Requirement
Reproduce each entry exactly.
▬▬▬▬▬▬▬▬▬▬
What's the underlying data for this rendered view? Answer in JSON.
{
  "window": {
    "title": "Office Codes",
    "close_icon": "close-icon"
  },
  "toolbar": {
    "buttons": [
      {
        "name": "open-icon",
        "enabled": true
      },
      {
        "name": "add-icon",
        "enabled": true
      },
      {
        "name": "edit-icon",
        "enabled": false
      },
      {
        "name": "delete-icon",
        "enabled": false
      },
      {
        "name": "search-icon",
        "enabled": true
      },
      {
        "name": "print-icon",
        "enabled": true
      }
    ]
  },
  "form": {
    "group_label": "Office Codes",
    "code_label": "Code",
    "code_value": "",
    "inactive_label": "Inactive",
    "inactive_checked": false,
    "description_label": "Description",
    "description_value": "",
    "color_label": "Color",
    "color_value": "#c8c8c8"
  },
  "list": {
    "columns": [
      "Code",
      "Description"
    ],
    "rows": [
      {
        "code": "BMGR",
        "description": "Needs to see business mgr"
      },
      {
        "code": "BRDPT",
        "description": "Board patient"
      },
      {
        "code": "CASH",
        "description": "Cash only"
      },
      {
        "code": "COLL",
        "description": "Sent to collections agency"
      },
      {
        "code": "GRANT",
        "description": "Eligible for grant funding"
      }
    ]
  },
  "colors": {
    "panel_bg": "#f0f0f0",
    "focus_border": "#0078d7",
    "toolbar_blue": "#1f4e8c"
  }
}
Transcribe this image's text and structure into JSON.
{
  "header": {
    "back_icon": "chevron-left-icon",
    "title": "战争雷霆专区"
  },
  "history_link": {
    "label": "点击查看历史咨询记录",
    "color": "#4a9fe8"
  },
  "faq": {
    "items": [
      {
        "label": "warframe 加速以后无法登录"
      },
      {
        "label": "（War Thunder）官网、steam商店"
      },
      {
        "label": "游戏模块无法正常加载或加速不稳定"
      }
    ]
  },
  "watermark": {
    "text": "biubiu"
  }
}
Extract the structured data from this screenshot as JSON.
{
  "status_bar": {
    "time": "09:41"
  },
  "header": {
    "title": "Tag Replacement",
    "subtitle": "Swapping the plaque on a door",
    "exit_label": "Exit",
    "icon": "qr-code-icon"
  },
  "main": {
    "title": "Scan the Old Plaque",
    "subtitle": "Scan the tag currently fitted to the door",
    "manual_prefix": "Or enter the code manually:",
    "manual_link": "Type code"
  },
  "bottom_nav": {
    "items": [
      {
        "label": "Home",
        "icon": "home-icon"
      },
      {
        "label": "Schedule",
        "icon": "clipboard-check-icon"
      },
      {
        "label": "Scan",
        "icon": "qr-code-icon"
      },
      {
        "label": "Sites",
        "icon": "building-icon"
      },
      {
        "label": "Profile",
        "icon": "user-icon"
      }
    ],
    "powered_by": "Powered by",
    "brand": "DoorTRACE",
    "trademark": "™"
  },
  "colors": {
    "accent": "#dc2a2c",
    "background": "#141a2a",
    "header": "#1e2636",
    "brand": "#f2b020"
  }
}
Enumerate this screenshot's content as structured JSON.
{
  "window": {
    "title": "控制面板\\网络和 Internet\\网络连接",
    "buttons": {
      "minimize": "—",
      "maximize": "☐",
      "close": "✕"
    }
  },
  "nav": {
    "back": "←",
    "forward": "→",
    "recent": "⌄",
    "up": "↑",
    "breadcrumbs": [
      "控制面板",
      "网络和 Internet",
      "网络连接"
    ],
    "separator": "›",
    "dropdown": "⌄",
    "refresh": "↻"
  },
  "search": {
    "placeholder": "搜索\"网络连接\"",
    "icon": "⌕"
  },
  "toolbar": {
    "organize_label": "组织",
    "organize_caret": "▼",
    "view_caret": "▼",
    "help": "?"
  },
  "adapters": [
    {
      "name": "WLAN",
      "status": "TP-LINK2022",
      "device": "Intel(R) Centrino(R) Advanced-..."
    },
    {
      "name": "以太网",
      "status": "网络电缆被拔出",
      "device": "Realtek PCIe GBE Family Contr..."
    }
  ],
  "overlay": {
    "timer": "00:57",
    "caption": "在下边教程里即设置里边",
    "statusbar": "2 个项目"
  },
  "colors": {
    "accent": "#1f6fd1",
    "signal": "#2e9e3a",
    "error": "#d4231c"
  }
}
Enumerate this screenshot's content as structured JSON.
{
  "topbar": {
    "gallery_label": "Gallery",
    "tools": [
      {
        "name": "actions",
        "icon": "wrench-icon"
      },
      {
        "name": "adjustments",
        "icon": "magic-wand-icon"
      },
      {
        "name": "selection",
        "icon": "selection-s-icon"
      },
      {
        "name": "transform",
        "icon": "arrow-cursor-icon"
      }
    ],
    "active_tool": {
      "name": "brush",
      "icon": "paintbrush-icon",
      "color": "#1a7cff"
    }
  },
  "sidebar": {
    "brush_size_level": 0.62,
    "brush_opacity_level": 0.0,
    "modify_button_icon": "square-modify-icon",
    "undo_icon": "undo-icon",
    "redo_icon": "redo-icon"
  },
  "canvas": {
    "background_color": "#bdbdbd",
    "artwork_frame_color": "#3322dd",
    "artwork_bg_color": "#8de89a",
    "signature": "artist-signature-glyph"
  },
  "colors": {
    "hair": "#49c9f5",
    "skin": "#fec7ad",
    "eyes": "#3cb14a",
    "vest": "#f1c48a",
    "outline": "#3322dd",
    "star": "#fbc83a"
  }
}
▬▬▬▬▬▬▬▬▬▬
Your response
What's the underlying data for this rendered view? Answer in JSON.
{
  "window": {
    "title": "Office Codes",
    "close_icon": "close-icon"
  },
  "toolbar": {
    "buttons": [
      {
        "name": "open-icon",
        "enabled": true
      },
      {
        "name": "add-icon",
        "enabled": true
      },
      {
        "name": "edit-icon",
        "enabled": false
      },
      {
        "name": "delete-icon",
        "enabled": false
      },
      {
        "name": "search-icon",
        "enabled": true
      },
      {
        "name": "print-icon",
        "enabled": true
      }
    ]
  },
  "form": {
    "group_label": "Office Codes",
    "code_label": "Code",
    "code_value": "",
    "inactive_label": "Inactive",
    "inactive_checked": false,
    "description_label": "Description",
    "description_value": "",
    "color_label": "Color",
    "color_value": "#c8c8c8"
  },
  "list": {
    "columns": [
      "Code",
      "Description"
    ],
    "rows": [
      {
        "code": "BMGR",
        "description": "Needs to see business mgr"
      },
      {
        "code": "BRDPT",
        "description": "Board patient"
      },
      {
        "code": "CASH",
        "description": "Cash only"
      },
      {
        "code": "COLL",
        "description": "Sent to collections agency"
      },
      {
        "code": "GRANT",
        "description": "Eligible for grant funding"
      }
    ]
  },
  "colors": {
    "panel_bg": "#f0f0f0",
    "focus_border": "#0078d7",
    "toolbar_blue": "#1f4e8c"
  }
}
Transcribe this image's text and structure into JSON.
{
  "header": {
    "back_icon": "chevron-left-icon",
    "title": "战争雷霆专区"
  },
  "history_link": {
    "label": "点击查看历史咨询记录",
    "color": "#4a9fe8"
  },
  "faq": {
    "items": [
      {
        "label": "warframe 加速以后无法登录"
      },
      {
        "label": "（War Thunder）官网、steam商店"
      },
      {
        "label": "游戏模块无法正常加载或加速不稳定"
      }
    ]
  },
  "watermark": {
    "text": "biubiu"
  }
}
Extract the structured data from this screenshot as JSON.
{
  "status_bar": {
    "time": "09:41"
  },
  "header": {
    "title": "Tag Replacement",
    "subtitle": "Swapping the plaque on a door",
    "exit_label": "Exit",
    "icon": "qr-code-icon"
  },
  "main": {
    "title": "Scan the Old Plaque",
    "subtitle": "Scan the tag currently fitted to the door",
    "manual_prefix": "Or enter the code manually:",
    "manual_link": "Type code"
  },
  "bottom_nav": {
    "items": [
      {
        "label": "Home",
        "icon": "home-icon"
      },
      {
        "label": "Schedule",
        "icon": "clipboard-check-icon"
      },
      {
        "label": "Scan",
        "icon": "qr-code-icon"
      },
      {
        "label": "Sites",
        "icon": "building-icon"
      },
      {
        "label": "Profile",
        "icon": "user-icon"
      }
    ],
    "powered_by": "Powered by",
    "brand": "DoorTRACE",
    "trademark": "™"
  },
  "colors": {
    "accent": "#dc2a2c",
    "background": "#141a2a",
    "header": "#1e2636",
    "brand": "#f2b020"
  }
}
Enumerate this screenshot's content as structured JSON.
{
  "window": {
    "title": "控制面板\\网络和 Internet\\网络连接",
    "buttons": {
      "minimize": "—",
      "maximize": "☐",
      "close": "✕"
    }
  },
  "nav": {
    "back": "←",
    "forward": "→",
    "recent": "⌄",
    "up": "↑",
    "breadcrumbs": [
      "控制面板",
      "网络和 Internet",
      "网络连接"
    ],
    "separator": "›",
    "dropdown": "⌄",
    "refresh": "↻"
  },
  "search": {
    "placeholder": "搜索\"网络连接\"",
    "icon": "⌕"
  },
  "toolbar": {
    "organize_label": "组织",
    "organize_caret": "▼",
    "view_caret": "▼",
    "help": "?"
  },
  "adapters": [
    {
      "name": "WLAN",
      "status": "TP-LINK2022",
      "device": "Intel(R) Centrino(R) Advanced-..."
    },
    {
      "name": "以太网",
      "status": "网络电缆被拔出",
      "device": "Realtek PCIe GBE Family Contr..."
    }
  ],
  "overlay": {
    "timer": "00:57",
    "caption": "在下边教程里即设置里边",
    "statusbar": "2 个项目"
  },
  "colors": {
    "accent": "#1f6fd1",
    "signal": "#2e9e3a",
    "error": "#d4231c"
  }
}
Enumerate this screenshot's content as structured JSON.
{
  "topbar": {
    "gallery_label": "Gallery",
    "tools": [
      {
        "name": "actions",
        "icon": "wrench-icon"
      },
      {
        "name": "adjustments",
        "icon": "magic-wand-icon"
      },
      {
        "name": "selection",
        "icon": "selection-s-icon"
      },
      {
        "name": "transform",
        "icon": "arrow-cursor-icon"
      }
    ],
    "active_tool": {
      "name": "brush",
      "icon": "paintbrush-icon",
      "color": "#1a7cff"
    }
  },
  "sidebar": {
    "brush_size_level": 0.62,
    "brush_opacity_level": 0.0,
    "modify_button_icon": "square-modify-icon",
    "undo_icon": "undo-icon",
    "redo_icon": "redo-icon"
  },
  "canvas": {
    "background_color": "#bdbdbd",
    "artwork_frame_color": "#3322dd",
    "artwork_bg_color": "#8de89a",
    "signature": "artist-signature-glyph"
  },
  "colors": {
    "hair": "#49c9f5",
    "skin": "#fec7ad",
    "eyes": "#3cb14a",
    "vest": "#f1c48a",
    "outline": "#3322dd",
    "star": "#fbc83a"
  }
}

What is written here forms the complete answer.